After reading about how a dog shows he is anxious and stressed, please see video below.
Thank God for a very patient and tolerant dog or this child would have been bitten and dog most likely euthanized even though it was sending A LOT of signs saying "Hey, I don't like this" and even tried to walk away.
Education is important in order for us to coexist with a different specie so we can communicate and 'listen' to each other . This wil help promote a relationship based on trust and respect , which is ultimately my goal with any relationship, man or animal.
The AKC GoodDog!℠ Helpline team has shed some light on top questions from real dog owners and why finding a solution to these training troubles is key. Don’t delay! Tackle common training troubles with your pup today.
#5 – LEAVE IT
One of the most useful and versatile commands, Leave It can be used indoors and out. Whether you are on a walk with other dogs or just trying to get your shoe back, these two words will help you teach your dog what is and is not appropriate to put in his mouth.
#4 – WALKING WITH A LEASH
Does a walk with your dog resemble the Iditarod, or is it a stroll in the park? Walking on a Loose Leash makes outings more pleasurable for you and your dog.
#3 – COME
What do you do when your dog runs out of the door or gate and heads directly toward the road? Come is the first word out of your mouth. Does your dog listen and consistently return to you? Or could you illicit anEmergency Stay while you go get them?
#2 – JUMPING ON GUESTS
Since dogs are social animals, they often become overly excited when greeting humans. Jumping on People is one of the most common problem behaviors. Teaching a dog how to politely greet visitors increases the likelihood of social interaction and inclusion.
And in the number 1 slot…
#1 – POTTY TRAINING

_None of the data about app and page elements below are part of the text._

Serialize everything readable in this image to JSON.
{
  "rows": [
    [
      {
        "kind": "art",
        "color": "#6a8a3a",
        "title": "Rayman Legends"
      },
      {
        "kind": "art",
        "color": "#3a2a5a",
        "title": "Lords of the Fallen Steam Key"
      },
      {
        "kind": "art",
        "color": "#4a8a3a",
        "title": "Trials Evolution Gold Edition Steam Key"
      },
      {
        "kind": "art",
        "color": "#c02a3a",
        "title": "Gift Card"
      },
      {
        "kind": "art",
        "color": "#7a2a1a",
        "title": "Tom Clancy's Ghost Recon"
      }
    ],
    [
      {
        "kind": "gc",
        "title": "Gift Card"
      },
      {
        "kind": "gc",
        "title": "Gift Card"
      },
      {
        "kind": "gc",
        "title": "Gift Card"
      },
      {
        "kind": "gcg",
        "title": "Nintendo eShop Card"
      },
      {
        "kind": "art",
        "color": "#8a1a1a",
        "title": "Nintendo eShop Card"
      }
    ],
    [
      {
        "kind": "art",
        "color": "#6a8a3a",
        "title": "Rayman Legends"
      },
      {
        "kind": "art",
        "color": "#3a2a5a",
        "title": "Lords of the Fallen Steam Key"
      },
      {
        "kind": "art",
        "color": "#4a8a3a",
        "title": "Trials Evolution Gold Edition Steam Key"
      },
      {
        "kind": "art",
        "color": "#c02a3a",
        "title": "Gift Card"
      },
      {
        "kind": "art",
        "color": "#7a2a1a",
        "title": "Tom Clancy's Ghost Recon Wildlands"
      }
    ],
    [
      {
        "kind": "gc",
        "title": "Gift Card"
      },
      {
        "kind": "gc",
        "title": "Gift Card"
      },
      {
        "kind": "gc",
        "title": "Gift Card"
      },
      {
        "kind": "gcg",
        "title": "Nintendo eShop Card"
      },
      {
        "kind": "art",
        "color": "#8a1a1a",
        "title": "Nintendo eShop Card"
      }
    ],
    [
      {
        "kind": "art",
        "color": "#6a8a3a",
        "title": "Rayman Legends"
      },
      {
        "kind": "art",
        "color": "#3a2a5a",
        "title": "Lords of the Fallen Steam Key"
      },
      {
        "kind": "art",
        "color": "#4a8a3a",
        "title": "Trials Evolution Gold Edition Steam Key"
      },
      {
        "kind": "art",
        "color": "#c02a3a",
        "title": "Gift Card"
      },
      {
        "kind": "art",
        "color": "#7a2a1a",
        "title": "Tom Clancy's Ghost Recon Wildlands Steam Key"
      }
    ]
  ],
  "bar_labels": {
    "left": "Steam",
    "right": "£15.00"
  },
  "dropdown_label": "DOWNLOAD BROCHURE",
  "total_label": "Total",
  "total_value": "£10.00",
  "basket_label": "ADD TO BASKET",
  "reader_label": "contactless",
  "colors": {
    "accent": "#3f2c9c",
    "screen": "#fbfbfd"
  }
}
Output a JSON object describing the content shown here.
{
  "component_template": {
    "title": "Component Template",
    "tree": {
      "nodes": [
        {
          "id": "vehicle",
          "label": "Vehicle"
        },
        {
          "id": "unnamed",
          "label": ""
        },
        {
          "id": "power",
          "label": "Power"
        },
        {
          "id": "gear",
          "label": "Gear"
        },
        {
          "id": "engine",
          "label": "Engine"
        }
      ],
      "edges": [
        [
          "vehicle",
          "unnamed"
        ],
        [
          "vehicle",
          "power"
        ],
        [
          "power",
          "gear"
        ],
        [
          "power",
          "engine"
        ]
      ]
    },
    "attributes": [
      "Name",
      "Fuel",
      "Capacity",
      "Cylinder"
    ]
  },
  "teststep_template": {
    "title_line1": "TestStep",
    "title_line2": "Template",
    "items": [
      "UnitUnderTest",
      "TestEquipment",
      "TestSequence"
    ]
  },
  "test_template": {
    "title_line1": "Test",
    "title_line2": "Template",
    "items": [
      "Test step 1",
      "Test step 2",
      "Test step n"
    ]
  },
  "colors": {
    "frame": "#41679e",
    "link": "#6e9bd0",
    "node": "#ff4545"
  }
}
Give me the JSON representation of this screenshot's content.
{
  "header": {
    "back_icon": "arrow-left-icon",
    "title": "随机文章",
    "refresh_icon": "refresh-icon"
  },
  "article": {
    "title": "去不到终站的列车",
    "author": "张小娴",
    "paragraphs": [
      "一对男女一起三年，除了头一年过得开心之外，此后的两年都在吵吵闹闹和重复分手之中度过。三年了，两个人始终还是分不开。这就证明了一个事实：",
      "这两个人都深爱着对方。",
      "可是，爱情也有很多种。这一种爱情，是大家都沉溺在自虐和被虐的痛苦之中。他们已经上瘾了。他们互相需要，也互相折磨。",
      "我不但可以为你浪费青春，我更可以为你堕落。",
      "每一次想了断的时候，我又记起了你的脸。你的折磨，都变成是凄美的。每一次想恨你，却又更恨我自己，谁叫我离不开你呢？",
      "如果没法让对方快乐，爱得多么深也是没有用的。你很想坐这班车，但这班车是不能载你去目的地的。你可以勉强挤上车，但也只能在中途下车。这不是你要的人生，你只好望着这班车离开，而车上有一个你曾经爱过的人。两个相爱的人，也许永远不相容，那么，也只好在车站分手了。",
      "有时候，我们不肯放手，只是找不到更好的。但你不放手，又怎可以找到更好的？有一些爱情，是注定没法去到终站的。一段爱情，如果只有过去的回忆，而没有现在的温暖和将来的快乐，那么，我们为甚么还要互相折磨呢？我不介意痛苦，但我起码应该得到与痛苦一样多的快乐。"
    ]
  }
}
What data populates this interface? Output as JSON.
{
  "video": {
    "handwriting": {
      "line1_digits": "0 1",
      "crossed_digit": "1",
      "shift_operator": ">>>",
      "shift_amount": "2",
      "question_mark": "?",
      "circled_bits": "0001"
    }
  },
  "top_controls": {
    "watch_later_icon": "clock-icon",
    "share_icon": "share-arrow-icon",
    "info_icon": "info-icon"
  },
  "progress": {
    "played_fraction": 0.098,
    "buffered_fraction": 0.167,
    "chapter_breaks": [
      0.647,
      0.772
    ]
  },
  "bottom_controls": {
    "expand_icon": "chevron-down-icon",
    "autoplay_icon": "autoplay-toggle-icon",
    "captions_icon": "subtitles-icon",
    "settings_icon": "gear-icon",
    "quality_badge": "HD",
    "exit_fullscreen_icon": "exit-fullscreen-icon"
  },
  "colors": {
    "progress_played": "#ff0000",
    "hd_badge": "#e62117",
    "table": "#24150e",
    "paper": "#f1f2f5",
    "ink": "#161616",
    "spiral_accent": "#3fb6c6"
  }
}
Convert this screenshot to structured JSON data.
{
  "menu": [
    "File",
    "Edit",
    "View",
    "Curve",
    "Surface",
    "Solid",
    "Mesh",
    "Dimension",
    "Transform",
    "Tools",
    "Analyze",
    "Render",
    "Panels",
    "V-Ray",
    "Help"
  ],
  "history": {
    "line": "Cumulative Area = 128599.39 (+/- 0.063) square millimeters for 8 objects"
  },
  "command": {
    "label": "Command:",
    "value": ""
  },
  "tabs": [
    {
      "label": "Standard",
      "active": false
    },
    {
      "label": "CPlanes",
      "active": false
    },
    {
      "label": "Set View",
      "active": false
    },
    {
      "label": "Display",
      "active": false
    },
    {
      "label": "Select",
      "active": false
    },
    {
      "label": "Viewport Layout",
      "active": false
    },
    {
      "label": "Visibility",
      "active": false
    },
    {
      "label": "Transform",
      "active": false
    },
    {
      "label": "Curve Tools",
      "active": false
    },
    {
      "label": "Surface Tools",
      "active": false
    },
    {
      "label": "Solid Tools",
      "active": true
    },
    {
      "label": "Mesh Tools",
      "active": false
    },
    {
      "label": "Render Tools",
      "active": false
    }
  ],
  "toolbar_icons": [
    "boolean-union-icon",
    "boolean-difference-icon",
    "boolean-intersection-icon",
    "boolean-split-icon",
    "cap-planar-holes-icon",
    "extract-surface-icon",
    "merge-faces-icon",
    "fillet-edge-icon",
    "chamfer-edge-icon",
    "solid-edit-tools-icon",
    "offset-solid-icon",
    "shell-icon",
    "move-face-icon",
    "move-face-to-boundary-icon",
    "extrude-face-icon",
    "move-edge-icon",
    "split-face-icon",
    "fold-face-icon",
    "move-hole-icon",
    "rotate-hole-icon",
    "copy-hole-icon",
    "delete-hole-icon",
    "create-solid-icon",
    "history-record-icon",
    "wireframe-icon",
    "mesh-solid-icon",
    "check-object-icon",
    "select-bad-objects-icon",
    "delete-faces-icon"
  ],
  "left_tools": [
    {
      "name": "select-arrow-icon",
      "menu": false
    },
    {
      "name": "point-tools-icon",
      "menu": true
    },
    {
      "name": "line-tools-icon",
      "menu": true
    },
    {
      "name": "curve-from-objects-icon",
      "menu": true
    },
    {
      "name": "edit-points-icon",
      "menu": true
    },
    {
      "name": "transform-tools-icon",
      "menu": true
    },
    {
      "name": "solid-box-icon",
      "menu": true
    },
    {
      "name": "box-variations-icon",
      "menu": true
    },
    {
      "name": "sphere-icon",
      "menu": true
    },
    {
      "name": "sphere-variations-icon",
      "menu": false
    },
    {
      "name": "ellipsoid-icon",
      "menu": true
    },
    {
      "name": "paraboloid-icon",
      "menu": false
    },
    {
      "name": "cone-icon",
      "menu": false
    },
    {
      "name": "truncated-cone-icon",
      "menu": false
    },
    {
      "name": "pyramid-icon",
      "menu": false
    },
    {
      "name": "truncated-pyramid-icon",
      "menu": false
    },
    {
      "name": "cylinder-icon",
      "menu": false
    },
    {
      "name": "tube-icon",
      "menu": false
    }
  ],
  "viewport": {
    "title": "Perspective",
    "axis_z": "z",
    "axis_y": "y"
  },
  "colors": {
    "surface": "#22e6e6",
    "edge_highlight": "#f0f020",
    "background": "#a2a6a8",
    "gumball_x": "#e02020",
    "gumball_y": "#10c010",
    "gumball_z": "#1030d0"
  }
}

Potty Training a new puppy is the number one question asked by Good Dog Helpline callers. What is a reasonable age to expect a puppy to be housebroken? How do you get your dog to let you know when he needs to go out?
If you have any questions on how to teach your dog these 5 commands, please don't hesitate to call me today at (406) 679-3826.
With this blog , I hope to educate dog owners about the science behind dog training by posting articles, which I find to be well documented, easy to understand and implement in your daily life with your dog and thereby hopefully take out any "mystery" as some people like to portray in the media. There is no mystery or secrets and special "whisper" talents you need to posses when wanting to train a dog. What you need, is a open mind and a willingness to learn from your furry companion and an understanding, that knowledge is your friend. Study, become familiar with the science behind behaviors and come from a place of respecting the individual specie, and you are on your way to learn more about life than just dog training !
As a dog trainer and animal lover, my wish is to help educate the owners, so they can have a harmonious relationship with the animal(s) in their lives. A relationship based on knowledge, trust and respect.